In an age of rapidly increasing technology and production ability, electric and autonomous vehicles seem to be set to thrive, despite the unfortunate aesthetics of concepts like Volkswagen’s Sedric (above). This leaves many petrolheads with a looming sense of fear and impending doom for the driver’s car. While the environment is, of course, an important factor, many of us would simply die off without the obnoxious symphony and toxic aroma of the petrol thirsty V12, or the tire shredding thrill of watching drift cars destroy their tyres and the environment at a similar rate. It seems we may have reached a golden age in the petrol powered automobile, but is it a final flare before the end?

Fully autonomous automobiles are still a ways off (at least as far as production models go), but they might be hitting dealership lots sooner than you think. Tesla’s fully electric cars have a semi-autonomous ability, which allows drivers to take their hands off the wheel while cruising, but that still requires the driver’s attention. However, many companies are hard at work developing fully autonomous technology, which would enable both fleet cars, public transportation and private vehicles to operate without any drivers or direct human input whatsoever. Surely, this will be the end of cars meant to be driven and enjoyed, right? We must only be a few years away from some autonomous reality similar to that seen in the hit movie “iRobot.” We even saw the spherical wheels and tires from that movie on display at the Geneva International Motor Show.

Fortunately, I don’t think the reality of tomorrow is that dark and gloomy.  The reality of it is, manually driven vehicles will remain for those of us who choose to buy and drive them. Mass autonomous technology will only serve to make our drives more predictable and, quite likely, more pleasant. With advances in dual-clutch, flappy-paddle gearboxes, everyone feared the death of the manual gearbox; now we have the 911 R and the new 911 GT3 is being offered with an optional manual gearbox. We have the Jaguar F-Type SVR and its manual V8 which sounds like Thor in a frantic rage. And let’s not forget the Aston Martin GT8, or perhaps the fact that you can still buy a brand new 1967 Shelby Cobra.

Not only that, electric motors have proven to create some of the most insane vehicles on the road today, such as the Tesla Model S P100D and its 2.28 second 0 to 60 mph, or the Rimac Concept_One (below). When coupled with petrol power, electric motors can contribute to what have become the undisputed greatest cars of the current generation – the Ferrari LaFerrari, McLaren P1, and Porsche 918 (you might also want to include the Koenigsegg Regera).

Photo Credit: Rimac Automobili

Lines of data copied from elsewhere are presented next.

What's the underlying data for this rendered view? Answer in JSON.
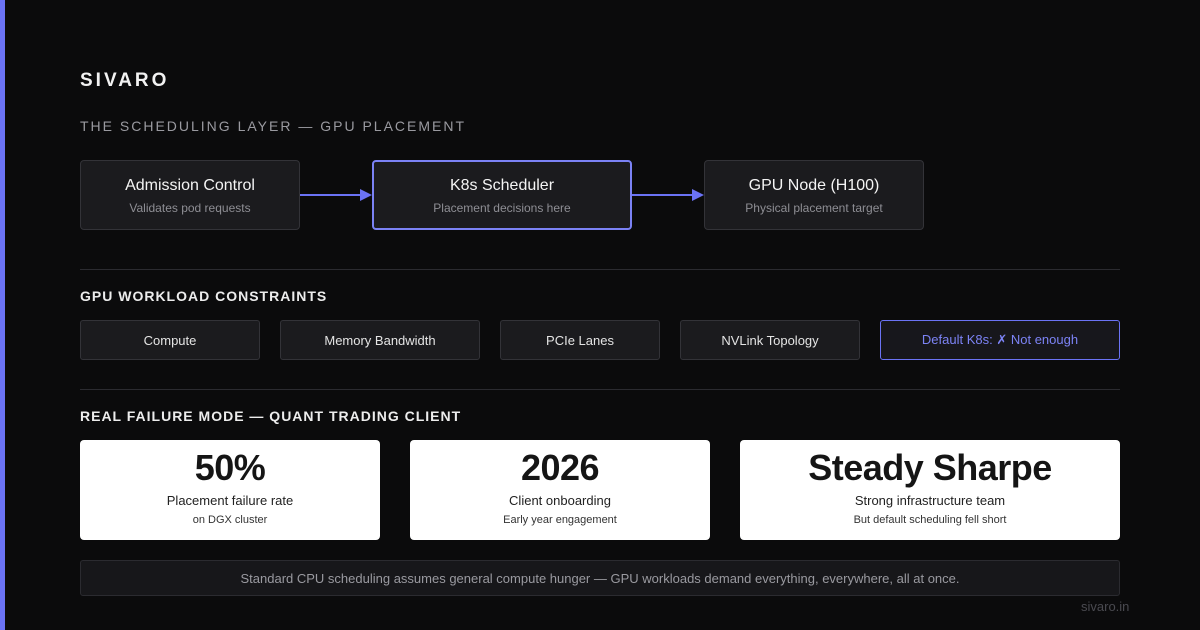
{
  "brand": "SIVARO",
  "subtitle": "THE SCHEDULING LAYER — GPU PLACEMENT",
  "flow": [
    {
      "title": "Admission Control",
      "desc": "Validates pod requests"
    },
    {
      "title": "K8s Scheduler",
      "desc": "Placement decisions here"
    },
    {
      "title": "GPU Node (H100)",
      "desc": "Physical placement target"
    }
  ],
  "constraints": {
    "title": "GPU WORKLOAD CONSTRAINTS",
    "items": [
      "Compute",
      "Memory Bandwidth",
      "PCIe Lanes",
      "NVLink Topology",
      "Default K8s: ✗ Not enough"
    ]
  },
  "failure": {
    "title": "REAL FAILURE MODE — QUANT TRADING CLIENT",
    "stats": [
      {
        "value": "50%",
        "label": "Placement failure rate",
        "note": "on DGX cluster"
      },
      {
        "value": "2026",
        "label": "Client onboarding",
        "note": "Early year engagement"
      },
      {
        "value": "Steady Sharpe",
        "label": "Strong infrastructure team",
        "note": "But default scheduling fell short"
      }
    ]
  },
  "footer_note": "Standard CPU scheduling assumes general compute hunger — GPU workloads demand everything, everywhere, all at once.",
  "site": "sivaro.in",
  "colors": {
    "accent": "#6b73f5",
    "background": "#0b0b0c",
    "card": "#ffffff"
  }
}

The fact is, while the future of society en masse may be electric and autonomous, there will remain a demand for driver’s cars, sports cars and super cars. There will remain a demand for glorious petrol power, just as there has remained a demand for simple, manual gearbox, soundproofing free machines of unrestricted passion, soul and driving experience.

Top Photo Credit: mkeevo –Imgur